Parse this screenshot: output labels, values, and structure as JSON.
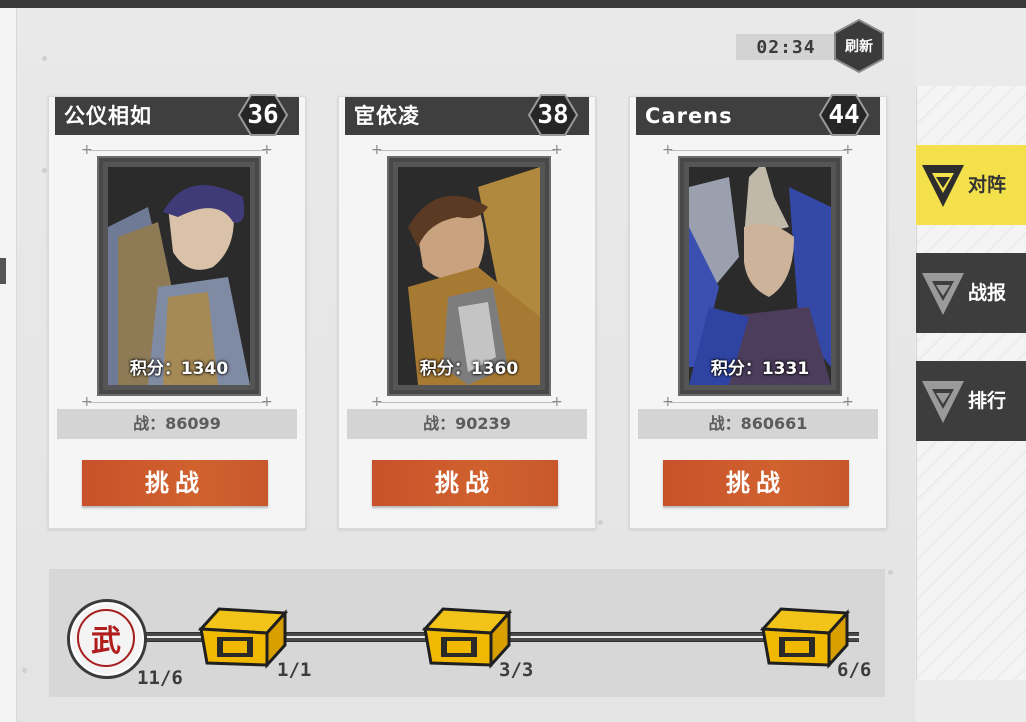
{
  "header": {
    "timer": "02:34",
    "refresh_label": "刷新"
  },
  "opponents": [
    {
      "name": "公仪相如",
      "level": "36",
      "score_label": "积分：1340",
      "power_label": "战：86099",
      "challenge_label": "挑战",
      "art": "purple-hair-warrior"
    },
    {
      "name": "宦依凌",
      "level": "38",
      "score_label": "积分：1360",
      "power_label": "战：90239",
      "challenge_label": "挑战",
      "art": "brown-coat-swordsman"
    },
    {
      "name": "Carens",
      "level": "44",
      "score_label": "积分：1331",
      "power_label": "战：860661",
      "challenge_label": "挑战",
      "art": "blue-fur-horned-helmet"
    }
  ],
  "tabs": [
    {
      "label": "对阵",
      "active": true,
      "icon": "triangle-emblem-icon"
    },
    {
      "label": "战报",
      "active": false,
      "icon": "triangle-emblem-icon"
    },
    {
      "label": "排行",
      "active": false,
      "icon": "triangle-emblem-icon"
    }
  ],
  "progress": {
    "medal_glyph": "武",
    "current_label": "11/6",
    "rewards": [
      {
        "label": "1/1",
        "icon": "treasure-chest-icon"
      },
      {
        "label": "3/3",
        "icon": "treasure-chest-icon"
      },
      {
        "label": "6/6",
        "icon": "treasure-chest-icon"
      }
    ]
  },
  "colors": {
    "accent_orange": "#c8512a",
    "active_tab_yellow": "#f3e04a",
    "header_dark": "#3f3f3f",
    "medal_red": "#b11d1d"
  }
}
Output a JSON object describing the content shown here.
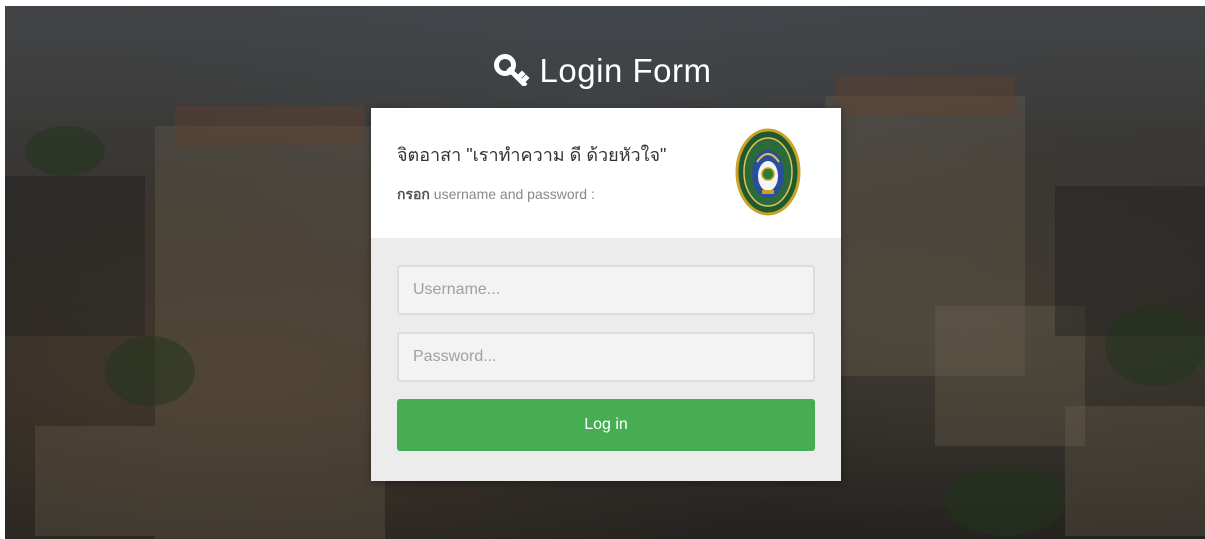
{
  "page": {
    "heading": "Login Form",
    "heading_icon": "key-icon"
  },
  "card": {
    "title": "จิตอาสา \"เราทำความ ดี ด้วยหัวใจ\"",
    "subtitle_strong": "กรอก",
    "subtitle_rest": " username and password :",
    "logo": "university-seal"
  },
  "form": {
    "username_placeholder": "Username...",
    "username_value": "",
    "password_placeholder": "Password...",
    "password_value": "",
    "login_label": "Log in"
  },
  "colors": {
    "login_button": "#46ad52",
    "card_top": "#ffffff",
    "card_bottom": "#ececec",
    "heading_text": "#ffffff"
  }
}
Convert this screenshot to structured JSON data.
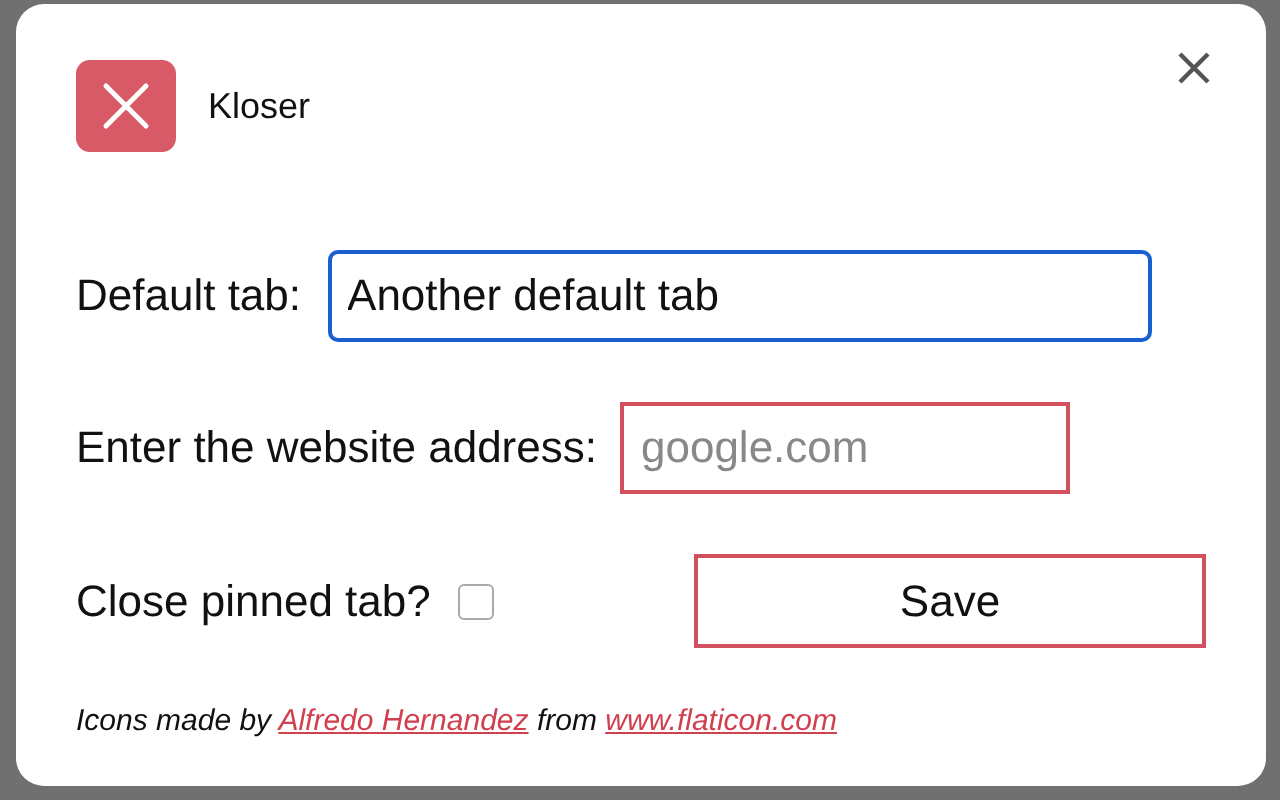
{
  "app": {
    "title": "Kloser"
  },
  "default_tab": {
    "label": "Default tab:",
    "value": "Another default tab",
    "focused": true
  },
  "website": {
    "label": "Enter the website address:",
    "placeholder": "google.com"
  },
  "close_pinned": {
    "label": "Close pinned tab?",
    "checked": false
  },
  "save_button": {
    "label": "Save"
  },
  "credits": {
    "before": "Icons made by",
    "author": "Alfredo Hernandez",
    "middle": "from",
    "site": "www.flaticon.com"
  }
}
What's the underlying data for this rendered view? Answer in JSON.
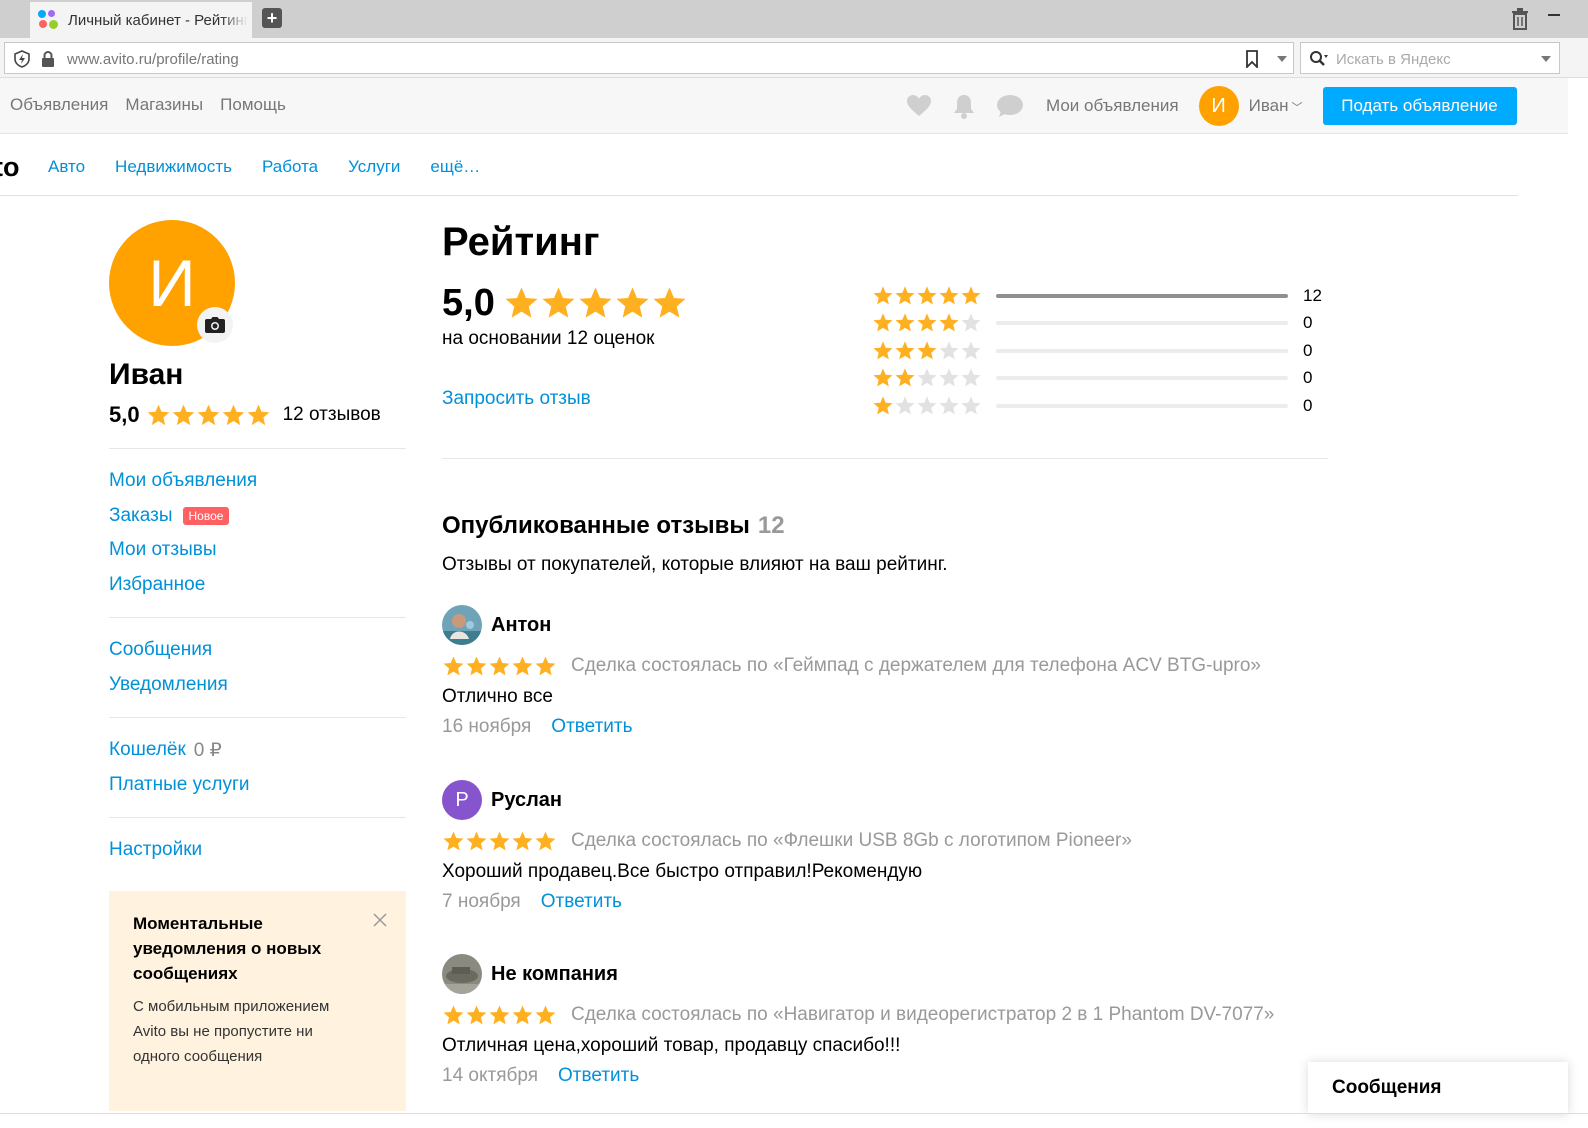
{
  "browser": {
    "tab_title": "Личный кабинет - Рейтинг",
    "url": "www.avito.ru/profile/rating",
    "search_placeholder": "Искать в Яндекс"
  },
  "header": {
    "nav": [
      "Объявления",
      "Магазины",
      "Помощь"
    ],
    "my_ads": "Мои объявления",
    "avatar_letter": "И",
    "user_name": "Иван",
    "post_button": "Подать объявление",
    "accent": "#00aaff",
    "avatar_color": "#ffa200"
  },
  "categories": {
    "logo_fragment": "to",
    "items": [
      "Авто",
      "Недвижимость",
      "Работа",
      "Услуги",
      "ещё…"
    ]
  },
  "sidebar": {
    "avatar_letter": "И",
    "name": "Иван",
    "rating": "5,0",
    "rating_stars": 5,
    "reviews": "12 отзывов",
    "group1": [
      "Мои объявления",
      "Заказы",
      "Мои отзывы",
      "Избранное"
    ],
    "orders_badge": "Новое",
    "group2": [
      "Сообщения",
      "Уведомления"
    ],
    "wallet_label": "Кошелёк",
    "wallet_value": "0 ₽",
    "paid_services": "Платные услуги",
    "settings": "Настройки"
  },
  "promo": {
    "title": "Моментальные уведомления о новых сообщениях",
    "text": "С мобильным приложением Avito вы не пропустите ни одного сообщения"
  },
  "rating": {
    "title": "Рейтинг",
    "score": "5,0",
    "stars": 5,
    "based_on": "на основании 12 оценок",
    "request_review": "Запросить отзыв",
    "distribution": [
      {
        "stars": 5,
        "count": 12,
        "fraction": 1.0
      },
      {
        "stars": 4,
        "count": 0,
        "fraction": 0
      },
      {
        "stars": 3,
        "count": 0,
        "fraction": 0
      },
      {
        "stars": 2,
        "count": 0,
        "fraction": 0
      },
      {
        "stars": 1,
        "count": 0,
        "fraction": 0
      }
    ],
    "star_color": "#ffb021",
    "star_empty_color": "#e2e2e2"
  },
  "reviews": {
    "title": "Опубликованные отзывы",
    "count": "12",
    "subtitle": "Отзывы от покупателей, которые влияют на ваш рейтинг.",
    "reply_label": "Ответить",
    "items": [
      {
        "name": "Антон",
        "avatar": "photo",
        "stars": 5,
        "deal": "Сделка состоялась по «Геймпад с держателем для телефона ACV BTG-upro»",
        "text": "Отлично все",
        "date": "16 ноября"
      },
      {
        "name": "Руслан",
        "avatar": "Р",
        "avatar_color": "#8654cc",
        "stars": 5,
        "deal": "Сделка состоялась по «Флешки USB 8Gb с логотипом Pioneer»",
        "text": "Хороший продавец.Все быстро отправил!Рекомендую",
        "date": "7 ноября"
      },
      {
        "name": "Не компания",
        "avatar": "photo",
        "stars": 5,
        "deal": "Сделка состоялась по «Навигатор и видеорегистратор 2 в 1 Phantom DV-7077»",
        "text": "Отличная цена,хороший товар, продавцу спасибо!!!",
        "date": "14 октября"
      }
    ]
  },
  "messages_widget": "Сообщения"
}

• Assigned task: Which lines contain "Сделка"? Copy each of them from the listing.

• Written answer:
        "deal": "Сделка состоялась по «Геймпад с держателем для телефона ACV BTG-upro»",
        "deal": "Сделка состоялась по «Флешки USB 8Gb с логотипом Pioneer»",
        "deal": "Сделка состоялась по «Навигатор и видеорегистратор 2 в 1 Phantom DV-7077»",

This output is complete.